First off, let the record show that I'm the last one to criticize other people's search for physical fitness. Sit-ups on the bedroom floor in the morning may not do anything for your middle--some ambitions, I've concluded, should be retired--but it can do wonders for your morale. You can exercise in the morning and spend the rest of the day feeling infinitely superior to everyone else.
Physical fitness seized America some years ago--back, it is important to note here, in more affluent times. Before you knew it, perfectly sensible people were running around their neighborhoods in expensive Italian shoes and designer shorts. Cocktails were out, Nautilus in.
Soon the craze hit the Senate, and it has apparently never fully recovered. The same Senate that last year cut 5 million doses out of the federal child immunization program in order to save money is about to furnish itself with a physical fitness gym, a $736,000 monument to special privilege.
The Senate approved plans for a gymnasium back in the mid-'70s at the beginning of construction of the Hart office building. By the late 1970s, however, cooler heads prevailed. Out went, among other things, the gym. Time passed. Then one of the most amazing things in the annals of public works happened: with the building almost finished, there was money left over.
The Senate Office Building Commission, which is composed of five senators, met. Back went the gym. Back also, according to Sen. William Proxmire (D-Wis.), went more than $3 million for other "frivolous, nonessential projects."

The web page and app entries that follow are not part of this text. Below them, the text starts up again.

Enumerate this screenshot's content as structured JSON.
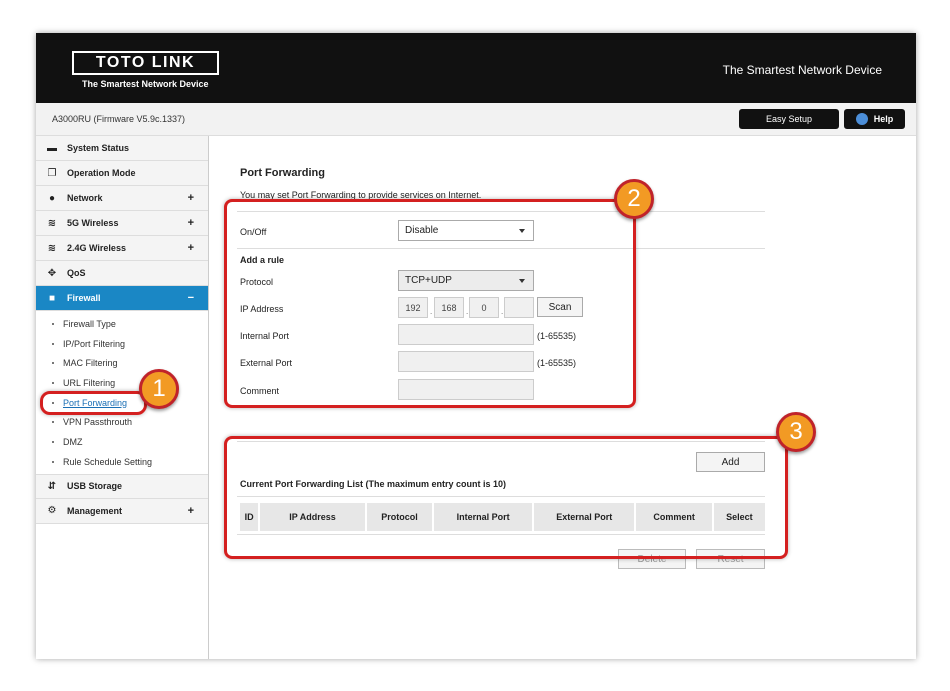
{
  "header": {
    "logo_text": "TOTO LINK",
    "logo_sub": "The Smartest Network Device",
    "tagline": "The Smartest Network Device"
  },
  "subbar": {
    "firmware": "A3000RU (Firmware V5.9c.1337)",
    "easy_setup": "Easy Setup",
    "help": "Help"
  },
  "sidebar": {
    "items": [
      {
        "label": "System Status",
        "icon": "chat-icon",
        "plus": ""
      },
      {
        "label": "Operation Mode",
        "icon": "monitor-icon",
        "plus": ""
      },
      {
        "label": "Network",
        "icon": "globe-icon",
        "plus": "+"
      },
      {
        "label": "5G Wireless",
        "icon": "wifi-icon",
        "plus": "+"
      },
      {
        "label": "2.4G Wireless",
        "icon": "wifi-icon",
        "plus": "+"
      },
      {
        "label": "QoS",
        "icon": "diamond-icon",
        "plus": ""
      },
      {
        "label": "Firewall",
        "icon": "lock-icon",
        "plus": "−"
      }
    ],
    "firewall_subitems": [
      "Firewall Type",
      "IP/Port Filtering",
      "MAC Filtering",
      "URL Filtering",
      "Port Forwarding",
      "VPN Passthrouth",
      "DMZ",
      "Rule Schedule Setting"
    ],
    "bottom_items": [
      {
        "label": "USB Storage",
        "icon": "usb-icon",
        "plus": ""
      },
      {
        "label": "Management",
        "icon": "gear-icon",
        "plus": "+"
      }
    ]
  },
  "main": {
    "title": "Port Forwarding",
    "description": "You may set Port Forwarding to provide services on Internet.",
    "onoff_label": "On/Off",
    "onoff_value": "Disable",
    "add_rule_label": "Add a rule",
    "protocol_label": "Protocol",
    "protocol_value": "TCP+UDP",
    "ip_label": "IP Address",
    "ip_octets": [
      "192",
      "168",
      "0",
      ""
    ],
    "scan_label": "Scan",
    "internal_port_label": "Internal Port",
    "external_port_label": "External Port",
    "range_hint": "(1-65535)",
    "comment_label": "Comment",
    "add_button": "Add",
    "list_title": "Current Port Forwarding List  (The maximum entry count is 10)",
    "columns": [
      "ID",
      "IP Address",
      "Protocol",
      "Internal Port",
      "External Port",
      "Comment",
      "Select"
    ],
    "delete_button": "Delete",
    "reset_button": "Reset"
  },
  "annotations": {
    "marker_1": "1",
    "marker_2": "2",
    "marker_3": "3",
    "color": "#d42020",
    "circle_color": "#f29a24"
  },
  "colors": {
    "header_bg": "#111111",
    "accent": "#1a87c5"
  }
}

This was too much for Proxmire, who is not only a ranking member of the Senate Appropriations Committee, but is also one of Washington's ranking joggers. "Senators," he pointed out this week, "already have two gyms, one of which is rarely used . . . Most of us are physically inert, tired, beat, old codgers for whom a workout means stretching out on a table to absorb a rub-down."

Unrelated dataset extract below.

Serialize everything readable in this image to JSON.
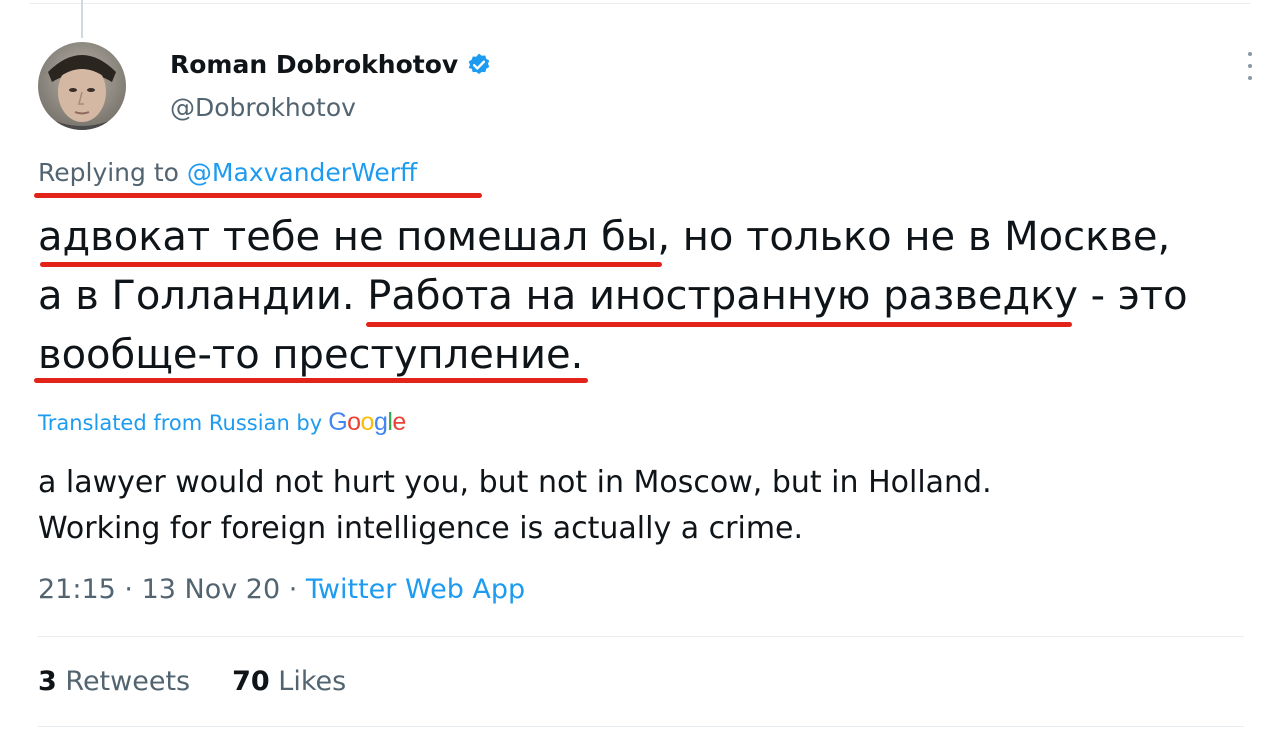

Elliott Carroll, executive assistant to the Capitol architect, disputes at least a portion of this assessment. Senators are currently toning their muscles in two small rooms that could hardly be called gyms, he says.
"They are 15-by-24-foot rooms where they have exercise machines and two small swimming pools that are practically bathtubs, really. They are quite old and in the basement of the Russell Senate office building."
Plans for the Hart building call for a facility the size of a junior high school gym where members can not only exercise, but also play basketball and volleyball. It will also be open to the Senate staff, which is at least more egalitarian than the other gyms, which are open only to members of Congress.
"There is strong feeling among the senators that voted for it that good health is promoted by exercise," says Carroll. "They are often held here long hours and long days. It's a matter of good health maintenance."
In an ideal world, senators could undoubtedly benefit from such a gym. But this is not, as the Senate has been busily reminding the public, an ideal world.
The same Senate that is anxious about its own health cut the child immunization program by 10 percent at the time that costs of inoculations are going up 30 to 40 percent. Despite warnings of probable polio epidemics, the Senate allowed 2 million youngsters to lose out on immunization this year.
This Senate tried (and thanks to the House failed) to reduce venereal disease programs by 25 percent despite severe increases in venereal disease. It declined to provide $9 million that the Center for Disease Control wanted to use for controlling TB, despite the fact that some 15 million Americans are infected by that disease. CDC did not get a $2 million program for genital herpes surveillance, despite its contention that there has been an epidemic of this virus in the country since 1966.
These, too, are matters of good health maintenance. For the thousand newborns exposed this year to herpes, these are matters of death, blindness and retardation.
Proxmire, says an aide, thinks the money for the gym and other non-necessities ought to go back to the Treasury. This, of course, is unheard of. But these are hard times, and it might be that the senators could tighten their belts along with the people whose belts they've been tightening. At $2 a shot, the administration's figure, the $736,000 for the gym could immunize more than 350,000 children.
There is, after all, nothing wrong with senators doing push-ups in their bedrooms in the morning just like the rest of us. Rank has its privileges, but this is not the time to flaunt them.